God provided a place for His people to draw near to Him.
God’s dwelling with His people has been the plan from the very beginning. This is the story of Scripture, from the first page to the last, from the garden to an eternal garden city where we will finally dwell with our God and see Him face to face (1John 3:2). Sadly, this union was hindered by sin’s entrance into the garden. Even still, the faithlessness and rebellion of those He has created cannot nullify the faithfulness and grace of their Creator. Following God’s unfolding plan to restore His dwelling place among His people is essential to understanding the tabernacle.
Reaching back almost 3500 years into history, we discover a significant move of the God of Israel to re-establish a physical dwelling place to be with His people. This portable, earthly tent was used by the Israelites between their exodus from Egypt and the conquest of Canaan. The God of Abraham, Isaac, and Jacob had not forgotten His people, and so He once again came to meet with what at the time was a small tribe of recently freed slaves wandering in the desert. Their faithlessness and idolatry did not prevent Him from remembering His covenant and providing a way for His people to dwell with Him. He instructs Moses, “They are to make a sanctuary for me so that I may dwell among them” (Exodus 25:8).
Through the sacrificial laws that would be fulfilled inside its walls, God more fully revealed to them the nature of their rebellion and need for atonement. Through each rich detail, God’s people would have been reminded of the garden, the paradise where humanity once dwelled with their Creator God, their true King. The entrance to the holy of holies, the ark of the covenant and the altar, the colors, shapes, materials, smells, and even the priest and his garments—everything pointed to their God.
In the days and weeks to come, we’ll read how this place for God’s presence transitioned in time to the temple in Jerusalem, and then most broadly to His presence among His people from every tribe, tongue, and nation, and by the Holy Spirit through their union with Christ. At each stage in this grand, unfolding, redemptive plan, God has not stopped pursuing His people, continuing to make a way to dwell with them.

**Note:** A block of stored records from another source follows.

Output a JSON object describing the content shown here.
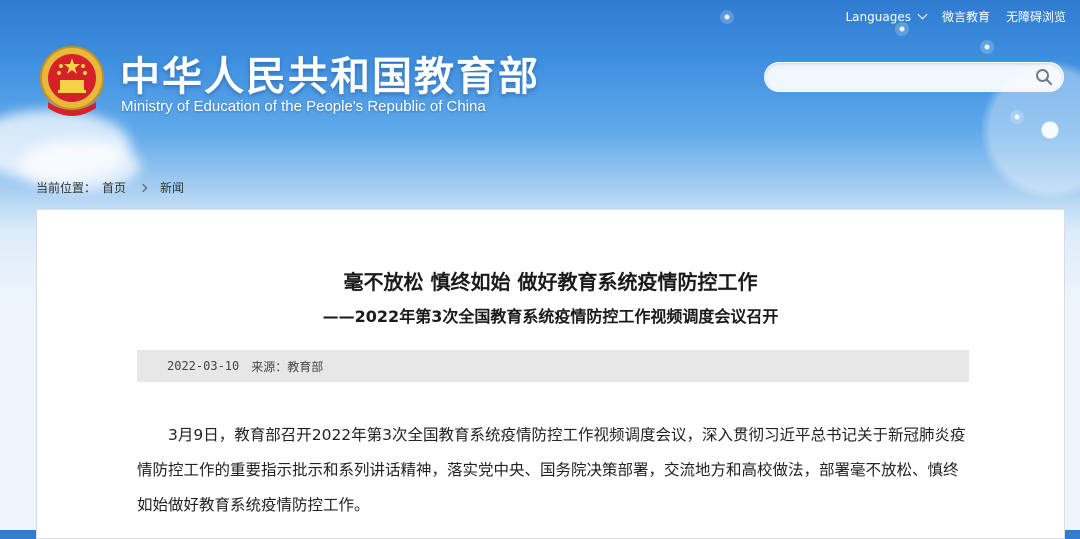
{
  "topbar": {
    "languages_label": "Languages",
    "weiyan_label": "微言教育",
    "accessibility_label": "无障碍浏览"
  },
  "header": {
    "title_cn": "中华人民共和国教育部",
    "title_en": "Ministry of Education of the People's Republic of China",
    "emblem_icon": "national-emblem-icon"
  },
  "search": {
    "placeholder": "",
    "value": "",
    "icon": "search-icon"
  },
  "breadcrumb": {
    "prefix": "当前位置：",
    "home": "首页",
    "current": "新闻"
  },
  "article": {
    "title": "毫不放松 慎终如始 做好教育系统疫情防控工作",
    "subtitle": "——2022年第3次全国教育系统疫情防控工作视频调度会议召开",
    "date": "2022-03-10",
    "source": "来源：教育部",
    "body": "3月9日，教育部召开2022年第3次全国教育系统疫情防控工作视频调度会议，深入贯彻习近平总书记关于新冠肺炎疫情防控工作的重要指示批示和系列讲话精神，落实党中央、国务院决策部署，交流地方和高校做法，部署毫不放松、慎终如始做好教育系统疫情防控工作。"
  },
  "colors": {
    "header_blue": "#2f7bd0",
    "text_dark": "#1a1a1a",
    "meta_bg": "#e7e7e7"
  }
}
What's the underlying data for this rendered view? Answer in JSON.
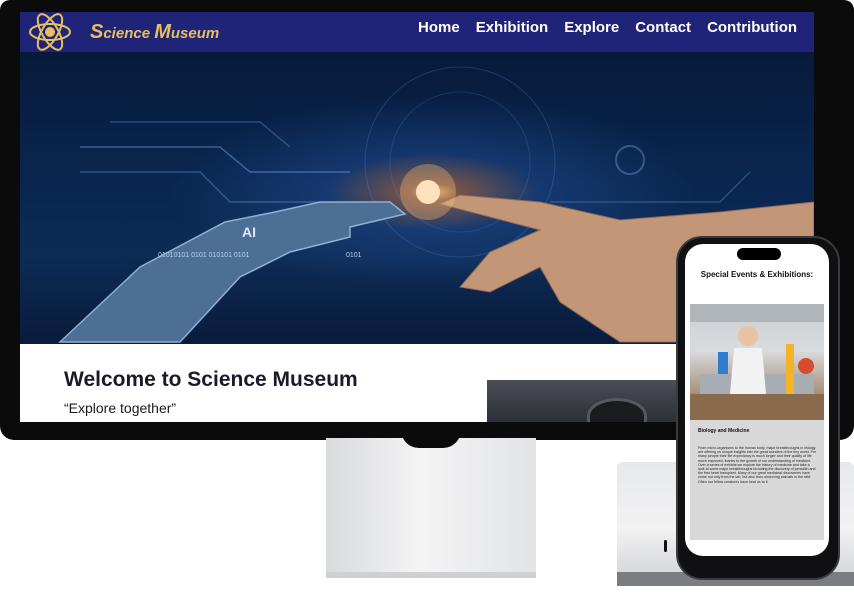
{
  "desktop_site": {
    "brand": {
      "first_cap": "S",
      "first_rest": "cience",
      "second_cap": "M",
      "second_rest": "useum"
    },
    "nav": [
      {
        "label": "Home"
      },
      {
        "label": "Exhibition"
      },
      {
        "label": "Explore"
      },
      {
        "label": "Contact"
      },
      {
        "label": "Contribution"
      }
    ],
    "hero": {
      "ai_text": "AI",
      "binary_left": "01010101 0101 010101  0101",
      "binary_right": "0101"
    },
    "welcome": {
      "title": "Welcome to Science Museum",
      "tagline": "“Explore together”"
    }
  },
  "mobile_site": {
    "heading": "Special Events & Exhibitions:",
    "card_title": "Biology and Medicine",
    "card_body": "From micro-organisms to the human body, major breakthroughs in biology are offering us unique insights into the great wonders of the tiny world. For many people their life expectancy is much longer and their quality of life much improved, thanks to the growth of our understanding of medicine. Over a series of exhibits we explore the history of medicine and take a look at some major breakthroughs including the discovery of penicillin and the first heart transplant. Many of our great medicinal discoveries have come not only from the lab, but also from observing animals in the wild. Often our fellow creatures have beat us to it."
  },
  "colors": {
    "nav_background": "#202478",
    "brand_gold": "#e6c060",
    "hero_dark_blue": "#0a2650"
  },
  "icons": [
    "atom-logo-icon"
  ]
}
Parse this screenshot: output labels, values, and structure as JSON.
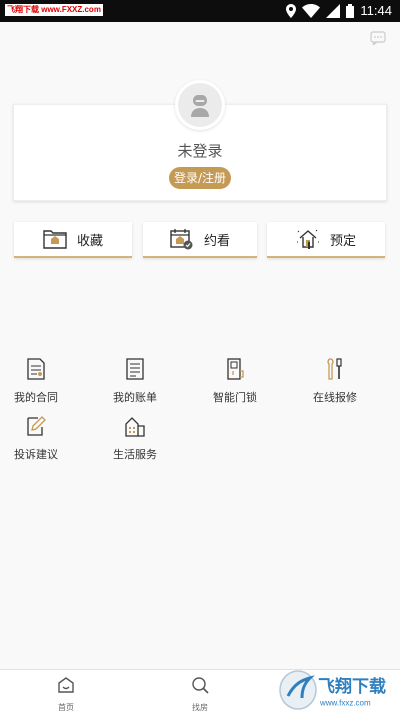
{
  "status_bar": {
    "watermark_text": "飞翔下载 www.FXXZ.com",
    "time": "11:44"
  },
  "profile": {
    "login_state": "未登录",
    "login_button": "登录/注册"
  },
  "actions": [
    {
      "label": "收藏",
      "icon": "folder-icon"
    },
    {
      "label": "约看",
      "icon": "calendar-icon"
    },
    {
      "label": "预定",
      "icon": "house-hand-icon"
    }
  ],
  "services": [
    {
      "label": "我的合同",
      "icon": "contract-icon"
    },
    {
      "label": "我的账单",
      "icon": "bill-icon"
    },
    {
      "label": "智能门锁",
      "icon": "door-lock-icon"
    },
    {
      "label": "在线报修",
      "icon": "repair-tools-icon"
    },
    {
      "label": "投诉建议",
      "icon": "feedback-edit-icon"
    },
    {
      "label": "生活服务",
      "icon": "life-service-icon"
    }
  ],
  "bottom_nav": [
    {
      "label": "首页",
      "icon": "home-icon"
    },
    {
      "label": "找房",
      "icon": "search-icon"
    }
  ],
  "watermark_logo_text": "飞翔下载",
  "colors": {
    "accent": "#c59a55",
    "background": "#f9f9f9",
    "status_bar": "#0d0d0d"
  }
}
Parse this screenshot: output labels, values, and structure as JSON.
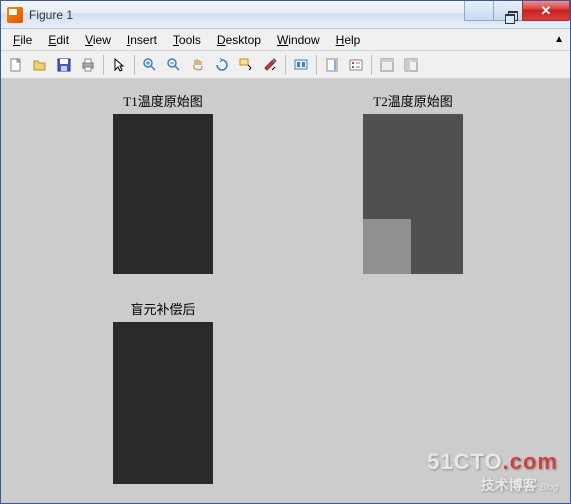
{
  "window": {
    "title": "Figure 1"
  },
  "menu": {
    "file": "File",
    "edit": "Edit",
    "view": "View",
    "insert": "Insert",
    "tools": "Tools",
    "desktop": "Desktop",
    "window": "Window",
    "help": "Help"
  },
  "subplots": {
    "t1": {
      "title": "T1温度原始图"
    },
    "t2": {
      "title": "T2温度原始图"
    },
    "comp": {
      "title": "盲元补偿后"
    }
  },
  "watermark": {
    "main1": "51CTO",
    "main2": ".com",
    "sub": "技术博客",
    "blog": "Blog"
  }
}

Throughout our lives we are likely to experience diverse seasons. At some points we may sense a garden’s lushness and at others times the confusion and barrenness of the desert. Regardless of what season we find ourselves in, we must remember that our God has never been satisfied for us to remain in lonely isolation, separated from Him and in a perpetually broken relationship. When we reflect back on the narrative of Scripture to read about the tabernacle, what we’re really being reminded of is that God has always longed to restore His people to Himself, so that we might dwell with Him forever. Through Christ, the work of the tabernacle has been completed, bringing us back to a place of unity and peace with our God and one another. We now wait longingly for His return, when we will dwell with Him in perfect harmony.
Written by Robert Wheeler